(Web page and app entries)

═══

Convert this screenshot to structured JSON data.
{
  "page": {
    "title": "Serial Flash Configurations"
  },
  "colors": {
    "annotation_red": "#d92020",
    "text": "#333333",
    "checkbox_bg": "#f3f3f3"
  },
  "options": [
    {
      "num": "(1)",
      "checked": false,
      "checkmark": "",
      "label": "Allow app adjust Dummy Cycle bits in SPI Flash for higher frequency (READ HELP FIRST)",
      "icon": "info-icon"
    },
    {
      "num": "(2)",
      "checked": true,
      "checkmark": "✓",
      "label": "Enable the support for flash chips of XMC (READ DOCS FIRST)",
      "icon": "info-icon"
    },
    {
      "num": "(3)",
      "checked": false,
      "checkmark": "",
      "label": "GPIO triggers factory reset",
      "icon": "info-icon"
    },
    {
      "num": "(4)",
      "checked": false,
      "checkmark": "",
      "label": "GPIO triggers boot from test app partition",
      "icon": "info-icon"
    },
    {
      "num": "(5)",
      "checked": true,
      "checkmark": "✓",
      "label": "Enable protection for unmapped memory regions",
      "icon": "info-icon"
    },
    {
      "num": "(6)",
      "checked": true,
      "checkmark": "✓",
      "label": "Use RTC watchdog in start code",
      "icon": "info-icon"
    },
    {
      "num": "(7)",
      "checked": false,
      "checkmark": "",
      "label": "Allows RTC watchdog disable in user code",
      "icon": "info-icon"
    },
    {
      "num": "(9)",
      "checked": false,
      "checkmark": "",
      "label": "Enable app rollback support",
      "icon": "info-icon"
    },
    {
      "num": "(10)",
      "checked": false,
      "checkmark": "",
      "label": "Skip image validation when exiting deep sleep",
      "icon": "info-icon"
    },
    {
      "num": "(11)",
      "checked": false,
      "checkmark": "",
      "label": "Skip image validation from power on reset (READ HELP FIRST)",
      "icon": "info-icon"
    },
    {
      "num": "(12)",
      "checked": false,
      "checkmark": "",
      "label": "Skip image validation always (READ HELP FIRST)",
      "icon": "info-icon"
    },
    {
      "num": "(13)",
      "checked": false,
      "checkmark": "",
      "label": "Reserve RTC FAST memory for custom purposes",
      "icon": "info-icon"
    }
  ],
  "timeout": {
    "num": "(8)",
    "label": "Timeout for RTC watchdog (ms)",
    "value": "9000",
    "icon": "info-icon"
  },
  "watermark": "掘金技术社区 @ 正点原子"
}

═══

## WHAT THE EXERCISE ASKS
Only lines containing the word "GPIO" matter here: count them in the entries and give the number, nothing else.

## PROBLEM SOLUTION
2